/dev/hda5 (20GB): Arch/Xfce (installed using Arch Anywhere)

Really dig this setup. Biggest complaint (on all distros I think) is still how dark themes work with web elements in Firefox. Currently using a Stylish userstyle and manually adding additional things that don’t show up right. Someday…

/dev/hda6 (20GB): Linux Mint 18.1/Cinnamon

Mint has been my go-to since ’09 or so (Mint 7 maybe?), but over the past few years I’ve been disto-hopping more and more.

This is the latest version of good ol’ Mint with their own desktop environment. And aside from the “dark themes vs web elements” issues noted above, I’m really diggin the look of the Mint-Y Dark theme and Icons. Mint 18 seemed to have some issues, though after the 18.1 update, I can’t even remember what they were.

/dev/hda7 (20GB): Fedora 25/gnome3

Man, I still really do not like gnome3 — so much that I refuse to write in all (or any!) caps like they seem to prefer. I purposely chose it for this Fedora install so I’d be forced to use it and perhaps get more used to it (as if that was the problem…) but even with all the tweaks that I can find applied, still not great. It does look nice. I dig the Nodoka theme, especially the midnight variation.

Wayland is the default display session in Fedora 25 and f.lux (one of my requirements) refuses to run under Wayland. Easy fix for that though: just need to select the non-Wayland session before you log in.

/dev/hda8 (20GB): 4MLinux 21/JWM (Joe’s Window Manager)

This was a completely different distro, and a window manager I wanted to check out. It broke my GRUB install, and is not set up to automatically launch the WM, but it’s interesting.

The Update Tool apparently only updates the system by installing the latest version? Might look into this a little more, or more likely just try something else on that partition.

/dev/hda9 (2GB): shared swap partition for all the distros

Likely never gets hit, but “just in case”.


Change the order of tabs in Nova Launcher

I created a ‘games’ tab to declutter my main Apps group a bit, but upon restarting the phone the games group is listed first:

This is not ideal.

My first thought was to long press on a Tab label, then drag the Tab. Nope.

Ok, well if not the obvious, then long press, select Edit Tab, and be able to change it there. Also nope.

Searching the tubes revealed that others also sought to rearrange/re-order the tabs, but did not provide a solution.

Poking around in Nova Settings I eventually figured out a way to do it:

Click the 3 dots in the top right, select Nova Settings (or get to Nova Settings with any other/preferred method):

Select “Apps & widget drawers”, then scroll to the bottom,  and under Drawer groups, select “Drawer groups”.

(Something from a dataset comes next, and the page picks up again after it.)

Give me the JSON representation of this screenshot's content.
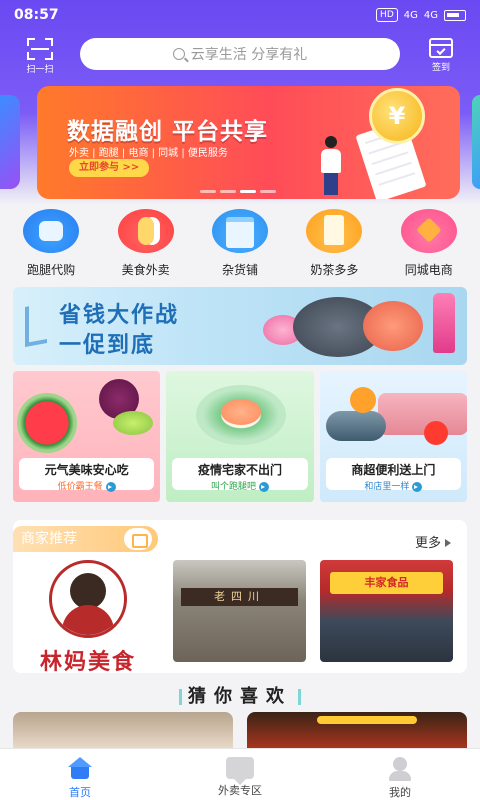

Drag the handles (equals signs on the left) up or down to change the order.

Then back all the way out of Nova Settings and your changes should be reflected:

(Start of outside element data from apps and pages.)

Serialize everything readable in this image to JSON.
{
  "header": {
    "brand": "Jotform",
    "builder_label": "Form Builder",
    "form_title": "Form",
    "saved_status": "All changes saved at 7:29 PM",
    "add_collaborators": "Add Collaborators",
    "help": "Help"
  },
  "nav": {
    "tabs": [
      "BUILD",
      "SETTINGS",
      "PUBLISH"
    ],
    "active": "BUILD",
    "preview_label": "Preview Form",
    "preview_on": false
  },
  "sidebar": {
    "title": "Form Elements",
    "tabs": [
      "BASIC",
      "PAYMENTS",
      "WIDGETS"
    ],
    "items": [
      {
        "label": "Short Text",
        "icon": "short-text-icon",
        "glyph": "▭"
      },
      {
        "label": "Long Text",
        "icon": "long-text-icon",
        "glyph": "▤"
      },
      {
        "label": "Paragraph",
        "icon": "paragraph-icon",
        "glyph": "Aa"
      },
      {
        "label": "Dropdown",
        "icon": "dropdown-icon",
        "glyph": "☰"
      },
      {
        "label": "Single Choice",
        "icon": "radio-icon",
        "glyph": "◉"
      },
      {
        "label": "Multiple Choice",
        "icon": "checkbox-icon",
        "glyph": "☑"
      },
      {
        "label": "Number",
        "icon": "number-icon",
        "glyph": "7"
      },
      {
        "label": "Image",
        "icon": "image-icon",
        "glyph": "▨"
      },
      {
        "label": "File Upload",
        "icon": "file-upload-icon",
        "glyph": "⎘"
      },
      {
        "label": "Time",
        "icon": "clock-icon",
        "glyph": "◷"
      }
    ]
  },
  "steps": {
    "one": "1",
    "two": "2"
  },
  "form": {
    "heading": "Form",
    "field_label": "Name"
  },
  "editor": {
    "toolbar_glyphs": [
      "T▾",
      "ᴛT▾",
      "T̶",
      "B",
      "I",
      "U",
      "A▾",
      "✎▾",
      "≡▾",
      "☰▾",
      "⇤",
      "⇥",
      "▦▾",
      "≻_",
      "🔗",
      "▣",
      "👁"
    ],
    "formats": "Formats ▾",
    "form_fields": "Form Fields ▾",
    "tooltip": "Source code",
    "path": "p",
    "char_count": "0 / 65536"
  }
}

Minecraft mod development with Forge on Windows 10: Setting up the Java Development Kit


I’ve been studying Java again lately and decided to look into doing a Minecraft mod as more practice.

I’m currently running Windows 10 x64 RTM + latest updates (v1511 build 10586.420).

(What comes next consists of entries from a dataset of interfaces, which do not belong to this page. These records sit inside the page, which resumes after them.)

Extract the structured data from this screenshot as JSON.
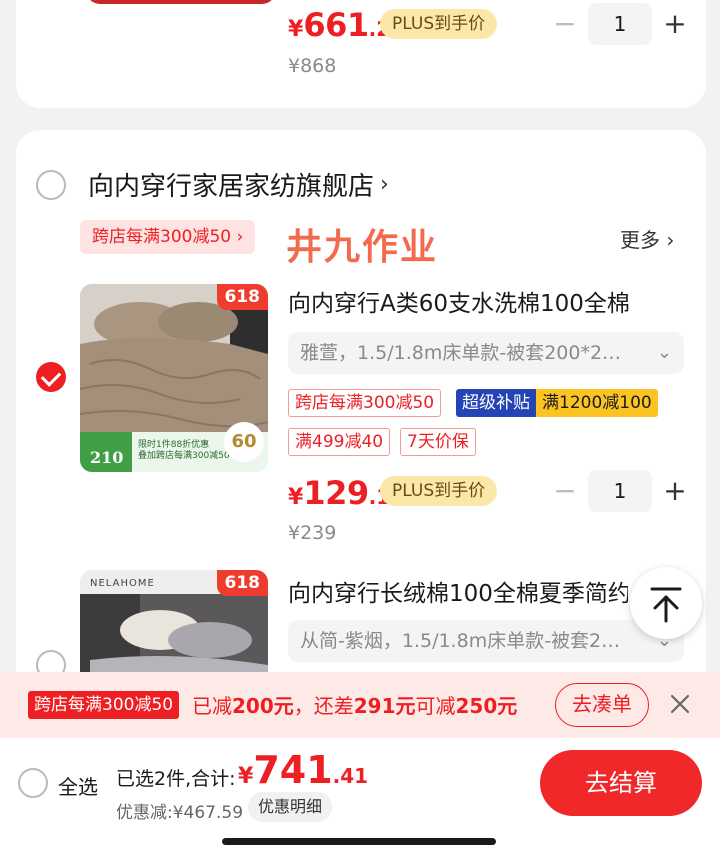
{
  "prev_item": {
    "price_currency": "¥",
    "price_int": "661",
    "price_dec": ".2",
    "plus_label": "PLUS到手价",
    "original_price": "¥868",
    "quantity": "1",
    "minus": "−",
    "plus": "+"
  },
  "store": {
    "name": "向内穿行家居家纺旗舰店",
    "chevron": "›",
    "promo": "跨店每满300减50 ›",
    "watermark": "井九作业",
    "more": "更多 ›"
  },
  "item1": {
    "badge": "618",
    "title": "向内穿行A类60支水洗棉100全棉",
    "sku": "雅萱，1.5/1.8m床单款-被套200*2…",
    "sku_chev": "⌄",
    "tag1": "跨店每满300减50",
    "subsidy_a": "超级补贴",
    "subsidy_b": "满1200减100",
    "tag2": "满499减40",
    "tag3": "7天价保",
    "price_currency": "¥",
    "price_int": "129",
    "price_dec": ".1",
    "plus_label": "PLUS到手价",
    "original_price": "¥239",
    "quantity": "1",
    "minus": "−",
    "plus": "+",
    "thumb_price": "210",
    "thumb_60": "60",
    "thumb_text1": "限时1件88折优惠",
    "thumb_text2": "叠加跨店每满300减50"
  },
  "item2": {
    "badge": "618",
    "brand": "NELAHOME",
    "title": "向内穿行长绒棉100全棉夏季简约",
    "sku": "从简-紫烟，1.5/1.8m床单款-被套2…",
    "sku_chev": "⌄"
  },
  "promo_bar": {
    "label": "跨店每满300减50",
    "msg_1": "已减",
    "msg_2": "200元",
    "msg_3": "，还差",
    "msg_4": "291元",
    "msg_5": "可减",
    "msg_6": "250元",
    "button": "去凑单"
  },
  "checkout": {
    "select_all": "全选",
    "selected": "已选2件,合计:",
    "total_currency": "¥",
    "total_int": "741",
    "total_dec": ".41",
    "discount": "优惠减:¥467.59",
    "detail": "优惠明细",
    "pay": "去结算"
  },
  "colors": {
    "accent_red": "#ee1f23",
    "plus_gold": "#fbe8a8",
    "subsidy_blue": "#2443b5",
    "subsidy_yellow": "#fbc423"
  }
}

I started following the Getting Started guide in the Forge Documentation and once I got to Step 4 had some issues, so this first post is what I had to do to get the gradlew setupDecompWorkspace step working:

Install the latest JDK

I installed the latest JDK (JDK 8 update 91) via Ninite, and uninstalled any older versions.


Ninite allows you select one or more application and download a tiny installer for the selected software, which when run always installs the latest version(s) with no annoying dialogs, etc. Highly recommended for anything they support.

Set the JAVA_HOME variable

Hit Start, start typing ‘environment’ or ‘variables’. It should show you “Edit the system environment variables” after 3 letters or so, click on that.

Then click on “Environment Variables…” button on the bottom right of the dialog that comes up.

Look for a Variable named JAVA_HOME in the top and bottom panes. If one exists, make sure the path points to your JDK install directory (not including /bin at the end). E.g. today mine looks like:

C:\Program Files\Java\jdk1.8.0_91

If you don’t see one, create a new one in either the top or bottom pane and make sure the value points to your JDK directory, same as above.

Continue with the Forge Documentation

Then I continued to follow the official guide here.